* **What is required**
Determine how many lines in the listing that follows include "Cube". Answer only with that number.

Top of Raw data

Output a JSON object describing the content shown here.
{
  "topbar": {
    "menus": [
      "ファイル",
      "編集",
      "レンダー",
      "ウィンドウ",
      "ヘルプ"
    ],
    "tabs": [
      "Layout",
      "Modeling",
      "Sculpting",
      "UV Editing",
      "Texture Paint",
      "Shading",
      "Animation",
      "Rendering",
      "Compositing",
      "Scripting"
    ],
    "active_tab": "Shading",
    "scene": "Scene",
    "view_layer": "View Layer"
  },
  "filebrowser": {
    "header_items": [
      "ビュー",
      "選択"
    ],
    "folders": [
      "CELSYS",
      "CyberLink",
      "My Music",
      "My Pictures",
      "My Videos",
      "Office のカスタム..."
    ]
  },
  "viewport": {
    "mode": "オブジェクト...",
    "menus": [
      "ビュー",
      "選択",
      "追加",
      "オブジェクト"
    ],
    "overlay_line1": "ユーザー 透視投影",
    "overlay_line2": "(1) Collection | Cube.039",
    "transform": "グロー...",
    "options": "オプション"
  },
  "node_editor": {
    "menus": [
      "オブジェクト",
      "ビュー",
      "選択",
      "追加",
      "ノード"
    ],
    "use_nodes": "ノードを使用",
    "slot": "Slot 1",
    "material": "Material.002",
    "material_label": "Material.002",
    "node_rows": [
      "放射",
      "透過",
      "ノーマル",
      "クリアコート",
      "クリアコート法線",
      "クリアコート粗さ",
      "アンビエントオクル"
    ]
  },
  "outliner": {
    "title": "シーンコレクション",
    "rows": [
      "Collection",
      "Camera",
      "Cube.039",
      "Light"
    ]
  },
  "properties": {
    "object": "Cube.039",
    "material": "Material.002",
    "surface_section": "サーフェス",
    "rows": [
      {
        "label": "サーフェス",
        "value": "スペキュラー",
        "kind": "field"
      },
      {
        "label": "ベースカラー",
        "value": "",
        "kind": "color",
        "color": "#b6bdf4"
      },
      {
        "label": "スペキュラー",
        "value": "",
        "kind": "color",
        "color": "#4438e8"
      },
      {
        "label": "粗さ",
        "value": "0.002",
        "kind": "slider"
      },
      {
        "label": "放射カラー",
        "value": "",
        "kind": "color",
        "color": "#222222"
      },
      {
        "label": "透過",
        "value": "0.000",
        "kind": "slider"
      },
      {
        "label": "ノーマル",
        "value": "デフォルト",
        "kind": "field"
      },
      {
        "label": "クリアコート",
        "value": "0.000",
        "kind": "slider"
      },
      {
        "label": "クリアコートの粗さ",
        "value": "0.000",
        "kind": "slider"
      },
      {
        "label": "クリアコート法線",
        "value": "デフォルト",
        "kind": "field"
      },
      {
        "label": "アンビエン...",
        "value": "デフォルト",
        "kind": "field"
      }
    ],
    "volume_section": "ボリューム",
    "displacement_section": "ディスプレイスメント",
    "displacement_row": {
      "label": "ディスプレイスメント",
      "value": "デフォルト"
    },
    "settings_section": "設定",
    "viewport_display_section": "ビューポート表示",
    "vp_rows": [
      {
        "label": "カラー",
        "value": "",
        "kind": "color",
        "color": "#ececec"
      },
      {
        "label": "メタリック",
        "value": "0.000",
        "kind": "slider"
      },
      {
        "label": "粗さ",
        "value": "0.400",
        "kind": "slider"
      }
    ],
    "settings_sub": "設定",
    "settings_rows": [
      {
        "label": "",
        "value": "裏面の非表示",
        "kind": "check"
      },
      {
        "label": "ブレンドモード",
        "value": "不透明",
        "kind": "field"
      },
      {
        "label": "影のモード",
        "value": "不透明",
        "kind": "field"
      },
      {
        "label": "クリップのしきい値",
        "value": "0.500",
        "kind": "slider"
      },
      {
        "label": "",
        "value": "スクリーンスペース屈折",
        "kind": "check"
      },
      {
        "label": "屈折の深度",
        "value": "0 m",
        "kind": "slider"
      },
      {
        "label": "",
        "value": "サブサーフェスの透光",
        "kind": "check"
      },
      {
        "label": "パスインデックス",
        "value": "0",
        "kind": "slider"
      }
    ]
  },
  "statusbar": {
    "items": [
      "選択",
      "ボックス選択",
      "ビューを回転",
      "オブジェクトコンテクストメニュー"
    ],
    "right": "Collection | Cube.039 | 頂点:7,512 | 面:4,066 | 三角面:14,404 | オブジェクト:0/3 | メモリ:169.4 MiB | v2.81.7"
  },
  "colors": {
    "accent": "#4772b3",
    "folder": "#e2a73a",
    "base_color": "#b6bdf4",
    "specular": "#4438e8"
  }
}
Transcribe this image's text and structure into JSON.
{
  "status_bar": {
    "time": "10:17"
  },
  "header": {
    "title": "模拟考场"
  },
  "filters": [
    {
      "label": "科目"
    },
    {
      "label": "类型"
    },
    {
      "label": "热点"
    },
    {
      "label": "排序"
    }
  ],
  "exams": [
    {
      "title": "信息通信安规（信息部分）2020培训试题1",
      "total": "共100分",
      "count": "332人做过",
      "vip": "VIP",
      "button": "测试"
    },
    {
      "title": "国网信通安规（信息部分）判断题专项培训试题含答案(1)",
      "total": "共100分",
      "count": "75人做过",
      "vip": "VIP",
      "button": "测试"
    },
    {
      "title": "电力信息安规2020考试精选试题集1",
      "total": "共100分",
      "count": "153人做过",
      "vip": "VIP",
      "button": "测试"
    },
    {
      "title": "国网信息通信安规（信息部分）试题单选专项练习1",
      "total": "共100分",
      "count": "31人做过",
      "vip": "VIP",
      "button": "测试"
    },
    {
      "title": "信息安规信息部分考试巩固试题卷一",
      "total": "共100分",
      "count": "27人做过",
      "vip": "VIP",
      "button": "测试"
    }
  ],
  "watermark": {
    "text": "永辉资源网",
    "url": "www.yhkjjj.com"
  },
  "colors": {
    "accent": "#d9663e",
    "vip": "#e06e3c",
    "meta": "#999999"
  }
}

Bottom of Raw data

* **Result for this task**
4